## Data excerpts
_ _ _ _ _

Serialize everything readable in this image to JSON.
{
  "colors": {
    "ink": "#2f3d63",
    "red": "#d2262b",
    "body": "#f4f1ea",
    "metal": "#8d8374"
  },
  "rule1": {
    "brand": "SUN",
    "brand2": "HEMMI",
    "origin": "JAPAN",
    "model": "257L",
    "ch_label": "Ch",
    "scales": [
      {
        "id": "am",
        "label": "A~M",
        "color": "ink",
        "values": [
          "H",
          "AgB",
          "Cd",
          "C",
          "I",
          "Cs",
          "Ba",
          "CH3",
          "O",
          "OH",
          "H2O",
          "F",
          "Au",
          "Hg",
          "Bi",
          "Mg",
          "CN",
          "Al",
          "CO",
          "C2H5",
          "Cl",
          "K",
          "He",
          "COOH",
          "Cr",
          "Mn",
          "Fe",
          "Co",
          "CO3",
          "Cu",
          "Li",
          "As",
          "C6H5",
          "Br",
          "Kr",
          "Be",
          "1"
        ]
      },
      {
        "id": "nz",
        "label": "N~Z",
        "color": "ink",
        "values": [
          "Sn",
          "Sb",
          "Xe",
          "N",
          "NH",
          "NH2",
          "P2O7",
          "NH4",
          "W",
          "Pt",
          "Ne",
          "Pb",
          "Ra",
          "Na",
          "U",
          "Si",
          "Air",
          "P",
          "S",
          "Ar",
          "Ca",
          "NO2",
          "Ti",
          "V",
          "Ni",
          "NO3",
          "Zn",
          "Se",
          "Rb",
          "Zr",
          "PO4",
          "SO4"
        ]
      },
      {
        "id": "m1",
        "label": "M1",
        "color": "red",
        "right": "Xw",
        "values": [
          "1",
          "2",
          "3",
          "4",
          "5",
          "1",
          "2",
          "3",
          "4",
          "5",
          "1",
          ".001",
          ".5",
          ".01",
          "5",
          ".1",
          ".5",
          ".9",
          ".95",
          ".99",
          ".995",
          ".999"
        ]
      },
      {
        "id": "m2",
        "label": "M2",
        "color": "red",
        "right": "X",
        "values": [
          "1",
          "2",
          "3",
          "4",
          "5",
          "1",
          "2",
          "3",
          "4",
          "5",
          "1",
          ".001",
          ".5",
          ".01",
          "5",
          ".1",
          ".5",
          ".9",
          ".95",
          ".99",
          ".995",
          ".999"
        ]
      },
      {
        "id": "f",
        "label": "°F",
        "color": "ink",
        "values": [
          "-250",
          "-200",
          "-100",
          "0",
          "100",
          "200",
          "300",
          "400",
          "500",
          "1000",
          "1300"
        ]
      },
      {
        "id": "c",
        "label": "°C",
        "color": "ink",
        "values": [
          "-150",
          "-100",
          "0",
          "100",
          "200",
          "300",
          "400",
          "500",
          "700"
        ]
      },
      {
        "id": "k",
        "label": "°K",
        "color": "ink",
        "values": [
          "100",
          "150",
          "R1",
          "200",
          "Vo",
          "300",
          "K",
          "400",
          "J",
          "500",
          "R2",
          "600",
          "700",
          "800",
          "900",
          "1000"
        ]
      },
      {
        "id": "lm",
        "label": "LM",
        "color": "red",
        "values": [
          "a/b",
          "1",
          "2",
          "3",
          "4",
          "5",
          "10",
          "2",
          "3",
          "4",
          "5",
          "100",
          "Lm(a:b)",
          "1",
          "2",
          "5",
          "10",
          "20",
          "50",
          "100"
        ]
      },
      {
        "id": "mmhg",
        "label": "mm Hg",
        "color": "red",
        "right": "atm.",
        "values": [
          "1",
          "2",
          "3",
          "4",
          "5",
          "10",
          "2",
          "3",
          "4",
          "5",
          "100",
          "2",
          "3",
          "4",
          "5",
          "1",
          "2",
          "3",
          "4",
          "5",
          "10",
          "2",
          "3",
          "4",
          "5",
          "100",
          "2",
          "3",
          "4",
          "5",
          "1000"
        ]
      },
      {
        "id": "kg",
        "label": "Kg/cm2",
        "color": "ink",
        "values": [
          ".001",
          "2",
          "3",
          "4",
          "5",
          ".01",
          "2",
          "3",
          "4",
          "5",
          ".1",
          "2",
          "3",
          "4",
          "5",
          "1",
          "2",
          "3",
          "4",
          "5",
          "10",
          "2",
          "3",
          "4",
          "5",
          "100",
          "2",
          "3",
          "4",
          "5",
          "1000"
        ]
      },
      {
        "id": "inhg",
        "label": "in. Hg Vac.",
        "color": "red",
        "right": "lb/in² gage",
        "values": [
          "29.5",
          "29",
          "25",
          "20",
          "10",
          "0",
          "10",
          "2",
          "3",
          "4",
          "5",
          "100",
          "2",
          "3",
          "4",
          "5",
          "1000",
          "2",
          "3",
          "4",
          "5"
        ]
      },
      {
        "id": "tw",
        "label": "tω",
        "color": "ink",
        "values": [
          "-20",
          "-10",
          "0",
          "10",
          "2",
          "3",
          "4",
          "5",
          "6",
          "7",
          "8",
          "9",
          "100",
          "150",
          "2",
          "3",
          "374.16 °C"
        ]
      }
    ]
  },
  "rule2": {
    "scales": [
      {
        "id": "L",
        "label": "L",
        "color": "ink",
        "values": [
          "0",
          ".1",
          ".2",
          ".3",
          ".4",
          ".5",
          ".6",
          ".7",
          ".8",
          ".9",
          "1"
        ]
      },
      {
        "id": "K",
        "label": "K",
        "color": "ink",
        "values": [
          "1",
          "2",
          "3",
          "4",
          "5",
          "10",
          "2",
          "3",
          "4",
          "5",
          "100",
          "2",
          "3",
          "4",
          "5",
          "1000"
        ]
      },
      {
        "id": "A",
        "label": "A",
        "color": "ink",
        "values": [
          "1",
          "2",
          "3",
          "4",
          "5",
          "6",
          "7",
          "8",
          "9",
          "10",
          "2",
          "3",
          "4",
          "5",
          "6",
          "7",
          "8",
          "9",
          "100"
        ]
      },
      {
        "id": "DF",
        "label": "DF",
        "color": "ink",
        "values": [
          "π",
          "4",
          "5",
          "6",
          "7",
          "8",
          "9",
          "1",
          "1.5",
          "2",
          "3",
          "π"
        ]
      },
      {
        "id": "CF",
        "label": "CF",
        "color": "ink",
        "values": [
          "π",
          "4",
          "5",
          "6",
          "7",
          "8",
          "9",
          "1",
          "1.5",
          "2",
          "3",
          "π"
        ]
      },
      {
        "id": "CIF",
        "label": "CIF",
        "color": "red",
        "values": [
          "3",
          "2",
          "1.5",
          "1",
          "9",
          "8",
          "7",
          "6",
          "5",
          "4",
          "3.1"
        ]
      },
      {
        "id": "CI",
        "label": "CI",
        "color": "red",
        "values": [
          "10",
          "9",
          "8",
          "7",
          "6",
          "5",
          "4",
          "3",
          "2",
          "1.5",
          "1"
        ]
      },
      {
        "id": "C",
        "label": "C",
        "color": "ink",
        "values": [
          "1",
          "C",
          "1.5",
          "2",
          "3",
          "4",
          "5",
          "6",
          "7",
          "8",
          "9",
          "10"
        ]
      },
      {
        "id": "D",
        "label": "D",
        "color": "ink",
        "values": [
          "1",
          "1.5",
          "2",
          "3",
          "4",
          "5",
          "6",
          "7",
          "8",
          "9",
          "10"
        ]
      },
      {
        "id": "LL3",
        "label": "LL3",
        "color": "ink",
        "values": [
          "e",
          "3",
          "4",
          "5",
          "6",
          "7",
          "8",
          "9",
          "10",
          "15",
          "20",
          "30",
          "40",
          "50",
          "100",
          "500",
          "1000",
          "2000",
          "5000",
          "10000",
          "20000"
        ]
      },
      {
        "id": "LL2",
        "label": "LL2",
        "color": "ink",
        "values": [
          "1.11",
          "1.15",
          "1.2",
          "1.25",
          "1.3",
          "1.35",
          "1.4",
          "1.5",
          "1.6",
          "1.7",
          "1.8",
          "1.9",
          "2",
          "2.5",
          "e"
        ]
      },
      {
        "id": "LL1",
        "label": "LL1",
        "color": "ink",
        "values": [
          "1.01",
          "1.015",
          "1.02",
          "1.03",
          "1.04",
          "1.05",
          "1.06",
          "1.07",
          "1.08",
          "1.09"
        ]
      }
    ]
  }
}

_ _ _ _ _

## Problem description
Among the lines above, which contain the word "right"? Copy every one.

## Finished exercise
        "right": "Xw",
        "right": "X",
        "right": "atm.",
        "right": "lb/in² gage",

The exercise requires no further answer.